God’s Word for You
1 Peter 4:7-9 love covers a multitude of sins
by Pastor Timothy Smith on Wednesday, May 11, 2022
7 The end of all things is near. Therefore be clear minded and self-controlled so that you can pray.
Peter doesn’t hint. He preaches. He’s described Christ’s descent into hell, and the punishment of the unbelievers in the days of Noah. In that example, he took the closest thing to judgment day—“Judgment Day Minus Eight”—to remind us that judgment is real and catastrophic. And now, after talking about some of the challenges that face Christians in the present day, he brings out the final judgment: “The end of all things is near.” This was thirty or thirty-five years after Jesus ascended into heaven, but we must always assume that the end is near. For one thing, the end is nearer with every passing hour of life for all people. And Jesus promised—promised—that he would return with no warning, “like a thief” (Luke 12:39-40; Revelation 16:15; 2 Peter 3:10). We must be prepared.
Be clear-minded. This is a word (sophroneo, σωϕρονέω) that is closely related to “be of sound judgment” (sophronismos, 2 Timothy 1:7). Combined with self-control, this shows Peter’s urgency: Use your head. Think about the way you live, the way you act, the way you speak, the way you respond to people. We know a lot about body language, and it’s important not to let one’s physical self (posture, eyes, hands, etc.) convey a message that our spiritual self doesn’t want to convey. And the purpose of all this? “So that you can pray.” Lead a life that is as free from sin and error as possible so that your prayers can be intercessions for others and not only filled with repentance for yourself. It is not wrong to repent. Not at all! But the Christian wants to be able to pray about more than his own sins.
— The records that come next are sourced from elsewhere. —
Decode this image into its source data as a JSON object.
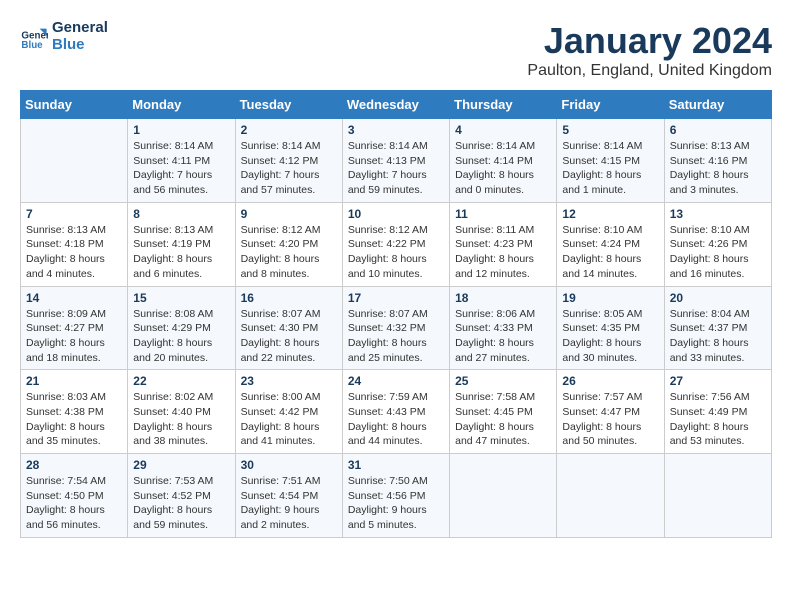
{
  "header": {
    "logo_line1": "General",
    "logo_line2": "Blue",
    "month": "January 2024",
    "location": "Paulton, England, United Kingdom"
  },
  "days_of_week": [
    "Sunday",
    "Monday",
    "Tuesday",
    "Wednesday",
    "Thursday",
    "Friday",
    "Saturday"
  ],
  "weeks": [
    [
      {
        "day": "",
        "info": ""
      },
      {
        "day": "1",
        "info": "Sunrise: 8:14 AM\nSunset: 4:11 PM\nDaylight: 7 hours\nand 56 minutes."
      },
      {
        "day": "2",
        "info": "Sunrise: 8:14 AM\nSunset: 4:12 PM\nDaylight: 7 hours\nand 57 minutes."
      },
      {
        "day": "3",
        "info": "Sunrise: 8:14 AM\nSunset: 4:13 PM\nDaylight: 7 hours\nand 59 minutes."
      },
      {
        "day": "4",
        "info": "Sunrise: 8:14 AM\nSunset: 4:14 PM\nDaylight: 8 hours\nand 0 minutes."
      },
      {
        "day": "5",
        "info": "Sunrise: 8:14 AM\nSunset: 4:15 PM\nDaylight: 8 hours\nand 1 minute."
      },
      {
        "day": "6",
        "info": "Sunrise: 8:13 AM\nSunset: 4:16 PM\nDaylight: 8 hours\nand 3 minutes."
      }
    ],
    [
      {
        "day": "7",
        "info": "Sunrise: 8:13 AM\nSunset: 4:18 PM\nDaylight: 8 hours\nand 4 minutes."
      },
      {
        "day": "8",
        "info": "Sunrise: 8:13 AM\nSunset: 4:19 PM\nDaylight: 8 hours\nand 6 minutes."
      },
      {
        "day": "9",
        "info": "Sunrise: 8:12 AM\nSunset: 4:20 PM\nDaylight: 8 hours\nand 8 minutes."
      },
      {
        "day": "10",
        "info": "Sunrise: 8:12 AM\nSunset: 4:22 PM\nDaylight: 8 hours\nand 10 minutes."
      },
      {
        "day": "11",
        "info": "Sunrise: 8:11 AM\nSunset: 4:23 PM\nDaylight: 8 hours\nand 12 minutes."
      },
      {
        "day": "12",
        "info": "Sunrise: 8:10 AM\nSunset: 4:24 PM\nDaylight: 8 hours\nand 14 minutes."
      },
      {
        "day": "13",
        "info": "Sunrise: 8:10 AM\nSunset: 4:26 PM\nDaylight: 8 hours\nand 16 minutes."
      }
    ],
    [
      {
        "day": "14",
        "info": "Sunrise: 8:09 AM\nSunset: 4:27 PM\nDaylight: 8 hours\nand 18 minutes."
      },
      {
        "day": "15",
        "info": "Sunrise: 8:08 AM\nSunset: 4:29 PM\nDaylight: 8 hours\nand 20 minutes."
      },
      {
        "day": "16",
        "info": "Sunrise: 8:07 AM\nSunset: 4:30 PM\nDaylight: 8 hours\nand 22 minutes."
      },
      {
        "day": "17",
        "info": "Sunrise: 8:07 AM\nSunset: 4:32 PM\nDaylight: 8 hours\nand 25 minutes."
      },
      {
        "day": "18",
        "info": "Sunrise: 8:06 AM\nSunset: 4:33 PM\nDaylight: 8 hours\nand 27 minutes."
      },
      {
        "day": "19",
        "info": "Sunrise: 8:05 AM\nSunset: 4:35 PM\nDaylight: 8 hours\nand 30 minutes."
      },
      {
        "day": "20",
        "info": "Sunrise: 8:04 AM\nSunset: 4:37 PM\nDaylight: 8 hours\nand 33 minutes."
      }
    ],
    [
      {
        "day": "21",
        "info": "Sunrise: 8:03 AM\nSunset: 4:38 PM\nDaylight: 8 hours\nand 35 minutes."
      },
      {
        "day": "22",
        "info": "Sunrise: 8:02 AM\nSunset: 4:40 PM\nDaylight: 8 hours\nand 38 minutes."
      },
      {
        "day": "23",
        "info": "Sunrise: 8:00 AM\nSunset: 4:42 PM\nDaylight: 8 hours\nand 41 minutes."
      },
      {
        "day": "24",
        "info": "Sunrise: 7:59 AM\nSunset: 4:43 PM\nDaylight: 8 hours\nand 44 minutes."
      },
      {
        "day": "25",
        "info": "Sunrise: 7:58 AM\nSunset: 4:45 PM\nDaylight: 8 hours\nand 47 minutes."
      },
      {
        "day": "26",
        "info": "Sunrise: 7:57 AM\nSunset: 4:47 PM\nDaylight: 8 hours\nand 50 minutes."
      },
      {
        "day": "27",
        "info": "Sunrise: 7:56 AM\nSunset: 4:49 PM\nDaylight: 8 hours\nand 53 minutes."
      }
    ],
    [
      {
        "day": "28",
        "info": "Sunrise: 7:54 AM\nSunset: 4:50 PM\nDaylight: 8 hours\nand 56 minutes."
      },
      {
        "day": "29",
        "info": "Sunrise: 7:53 AM\nSunset: 4:52 PM\nDaylight: 8 hours\nand 59 minutes."
      },
      {
        "day": "30",
        "info": "Sunrise: 7:51 AM\nSunset: 4:54 PM\nDaylight: 9 hours\nand 2 minutes."
      },
      {
        "day": "31",
        "info": "Sunrise: 7:50 AM\nSunset: 4:56 PM\nDaylight: 9 hours\nand 5 minutes."
      },
      {
        "day": "",
        "info": ""
      },
      {
        "day": "",
        "info": ""
      },
      {
        "day": "",
        "info": ""
      }
    ]
  ]
}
8 Above all, love each other deeply, because love covers over a multitude of sins.
Peter does not mean that the love of a human, not even of a parent, covers over or atones for sins. He is using the language of Proverbs 10:12: “Hatred stirs up dissension, but love covers over all wrongs.” James and Paul said similar things (James 5:20; 1 Corinthians 13:7). What Peter and Solomon mean is that when we love, we are willing to overlook wrongs, and to forgive each other. Once my wife and I had a disagreement in front of some of her sisters and sisters-in-law. I remember leaving the room, but I turned around right away and came back and apologized, and we both said, “I love you.” One of my sisters-in-law dropped her jaw and said, “How did you just do that? I wish my marriage was like that.” And when my wife replied, “That’s what a Christian marriage is like,” it started another argument in the group, but that’s a story for another day. Whether it’s a marriage or a friendship or a relationship with co-workers, it’s better to forgive and be forgiven than to always insist that you’re right. If you constantly challenge everything, people will begin to leave your orbit. That’s the same as stirring up dissension. But love covers over a multitude of sins.
9 Offer hospitality to one another without grumbling. (NIV)
In the ancient world, “stranger-loving” (hospitality) was an important duty. It still is in some parts of the far east. Our culture is passionate about privacy, but there are still opportunities to offer hospitality. One of these is for college students or other temporary residents. You only have them around for a short while; offer the gospel while they’re around, and this will include inviting them to meals at your church or meals in your home, and other gatherings of church or even family.
The Apostles are consistent with their urgings to show hospitality: “Practice hospitality” (Romans 12:13); “Show hospitality” (1 Timothy 5:10). And even more, when they are workers in the kingdom: “Show hospitality to such men so that we may work together for the truth” (3 John 1:8). But there is a limit to this: “If anyone comes to you and does not bring this teaching (of Christ), do not take him into your house or welcome him. Anyone who welcomes him shares in his wicked work” (2 John 1:10-11). John was applying that specifically to false teachers and to those who deny Christ. We must not support their ministry. Today, at a time when we seldom invite people off the street to sleep in our homes (as a way of supporting ministry), we must also apply this to sending or giving donations of money to those who preach false doctrine. Give your gifts to your church to support the work there within your fellowship. And here is a good place to add: “Watch out for those who cause divisions and put obstacles in your way that are contrary to the teaching you have learned. Keep away from them” (Romans 16:17). This is what Isaiah also said: “Those who should guide this people mislead them, and those who are guided are led astray” (Isaiah 9:16).
So: Do not offer hospitality or support to anyone who comes teaching anything apart from Christ. But as for everyone else, offer hospitality! When you see children in your neighborhood, stop and buy the lemonade they sell. When your neighbor has a rummage sale, go and say hello even if you don’t plan to buy anything. Give your offerings to your church week by week and support the ministry there. And when someone wants to know about the faith you have, take time to share your faith. If you don’t know what to say, begin with the Apostles’ Creed, and let them ask questions. Your Sunday school faith will carry you along, and the Holy Spirit will give you enough words to share.
Pastor Timothy Smith